(Saved entries)
= Beginning of Section =

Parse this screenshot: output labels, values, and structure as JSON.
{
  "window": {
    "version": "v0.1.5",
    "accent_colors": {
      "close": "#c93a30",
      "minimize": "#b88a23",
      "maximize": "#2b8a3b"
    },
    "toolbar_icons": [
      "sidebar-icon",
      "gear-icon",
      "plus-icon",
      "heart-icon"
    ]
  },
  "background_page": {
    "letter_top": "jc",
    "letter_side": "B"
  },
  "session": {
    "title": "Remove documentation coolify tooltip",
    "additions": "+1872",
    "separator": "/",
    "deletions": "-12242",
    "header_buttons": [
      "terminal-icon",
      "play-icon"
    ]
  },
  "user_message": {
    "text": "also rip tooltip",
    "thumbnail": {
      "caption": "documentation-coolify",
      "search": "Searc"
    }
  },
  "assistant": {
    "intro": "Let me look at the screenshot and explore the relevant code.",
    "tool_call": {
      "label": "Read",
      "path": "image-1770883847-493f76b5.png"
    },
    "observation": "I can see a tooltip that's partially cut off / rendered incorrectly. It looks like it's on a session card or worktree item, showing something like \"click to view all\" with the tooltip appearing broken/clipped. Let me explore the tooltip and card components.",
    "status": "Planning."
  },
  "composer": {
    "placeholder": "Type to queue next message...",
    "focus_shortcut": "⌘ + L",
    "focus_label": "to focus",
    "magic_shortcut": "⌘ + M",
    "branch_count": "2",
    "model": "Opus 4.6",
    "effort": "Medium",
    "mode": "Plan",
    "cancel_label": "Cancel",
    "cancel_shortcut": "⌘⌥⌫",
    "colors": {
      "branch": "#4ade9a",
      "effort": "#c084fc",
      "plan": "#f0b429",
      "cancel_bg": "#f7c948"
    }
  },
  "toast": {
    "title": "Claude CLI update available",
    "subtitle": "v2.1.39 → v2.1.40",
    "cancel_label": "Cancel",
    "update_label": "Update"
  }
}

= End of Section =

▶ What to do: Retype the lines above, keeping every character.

▶ Solution:
Parse this screenshot: output labels, values, and structure as JSON.
{
  "window": {
    "version": "v0.1.5",
    "accent_colors": {
      "close": "#c93a30",
      "minimize": "#b88a23",
      "maximize": "#2b8a3b"
    },
    "toolbar_icons": [
      "sidebar-icon",
      "gear-icon",
      "plus-icon",
      "heart-icon"
    ]
  },
  "background_page": {
    "letter_top": "jc",
    "letter_side": "B"
  },
  "session": {
    "title": "Remove documentation coolify tooltip",
    "additions": "+1872",
    "separator": "/",
    "deletions": "-12242",
    "header_buttons": [
      "terminal-icon",
      "play-icon"
    ]
  },
  "user_message": {
    "text": "also rip tooltip",
    "thumbnail": {
      "caption": "documentation-coolify",
      "search": "Searc"
    }
  },
  "assistant": {
    "intro": "Let me look at the screenshot and explore the relevant code.",
    "tool_call": {
      "label": "Read",
      "path": "image-1770883847-493f76b5.png"
    },
    "observation": "I can see a tooltip that's partially cut off / rendered incorrectly. It looks like it's on a session card or worktree item, showing something like \"click to view all\" with the tooltip appearing broken/clipped. Let me explore the tooltip and card components.",
    "status": "Planning."
  },
  "composer": {
    "placeholder": "Type to queue next message...",
    "focus_shortcut": "⌘ + L",
    "focus_label": "to focus",
    "magic_shortcut": "⌘ + M",
    "branch_count": "2",
    "model": "Opus 4.6",
    "effort": "Medium",
    "mode": "Plan",
    "cancel_label": "Cancel",
    "cancel_shortcut": "⌘⌥⌫",
    "colors": {
      "branch": "#4ade9a",
      "effort": "#c084fc",
      "plan": "#f0b429",
      "cancel_bg": "#f7c948"
    }
  },
  "toast": {
    "title": "Claude CLI update available",
    "subtitle": "v2.1.39 → v2.1.40",
    "cancel_label": "Cancel",
    "update_label": "Update"
  }
}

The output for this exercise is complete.